**Data records**.
-- Opening Marker --
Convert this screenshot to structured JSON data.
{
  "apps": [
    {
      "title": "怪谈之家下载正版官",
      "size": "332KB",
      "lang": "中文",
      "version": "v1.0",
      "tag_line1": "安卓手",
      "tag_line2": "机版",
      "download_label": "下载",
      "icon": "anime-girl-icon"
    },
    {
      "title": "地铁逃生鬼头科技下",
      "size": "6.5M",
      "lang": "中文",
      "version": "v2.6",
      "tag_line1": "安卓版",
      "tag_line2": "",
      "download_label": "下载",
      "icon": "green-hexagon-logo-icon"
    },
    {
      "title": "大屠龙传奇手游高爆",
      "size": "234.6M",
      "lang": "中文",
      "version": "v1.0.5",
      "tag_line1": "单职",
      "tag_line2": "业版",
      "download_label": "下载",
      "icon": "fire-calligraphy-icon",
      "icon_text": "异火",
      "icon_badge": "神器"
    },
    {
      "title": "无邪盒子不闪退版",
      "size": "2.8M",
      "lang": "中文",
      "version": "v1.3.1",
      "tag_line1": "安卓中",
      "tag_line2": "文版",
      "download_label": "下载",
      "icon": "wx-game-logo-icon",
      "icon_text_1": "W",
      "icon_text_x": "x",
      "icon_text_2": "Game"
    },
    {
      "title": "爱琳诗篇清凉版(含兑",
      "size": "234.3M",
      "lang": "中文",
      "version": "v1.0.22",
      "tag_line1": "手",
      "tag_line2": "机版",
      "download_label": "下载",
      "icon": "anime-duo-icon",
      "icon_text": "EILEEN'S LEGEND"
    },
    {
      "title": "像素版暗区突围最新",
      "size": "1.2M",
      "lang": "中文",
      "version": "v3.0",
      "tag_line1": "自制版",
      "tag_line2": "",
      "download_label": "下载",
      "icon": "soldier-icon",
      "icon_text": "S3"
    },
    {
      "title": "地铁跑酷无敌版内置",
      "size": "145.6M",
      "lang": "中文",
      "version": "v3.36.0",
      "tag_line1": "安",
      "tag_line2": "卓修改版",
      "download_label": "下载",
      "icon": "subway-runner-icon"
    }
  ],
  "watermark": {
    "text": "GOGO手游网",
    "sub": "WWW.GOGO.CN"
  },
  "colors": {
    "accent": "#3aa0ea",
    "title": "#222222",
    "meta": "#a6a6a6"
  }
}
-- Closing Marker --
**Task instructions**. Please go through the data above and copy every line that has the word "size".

**Solution to the problem**.
      "size": "332KB",
      "size": "6.5M",
      "size": "234.6M",
      "size": "2.8M",
      "size": "234.3M",
      "size": "1.2M",
      "size": "145.6M",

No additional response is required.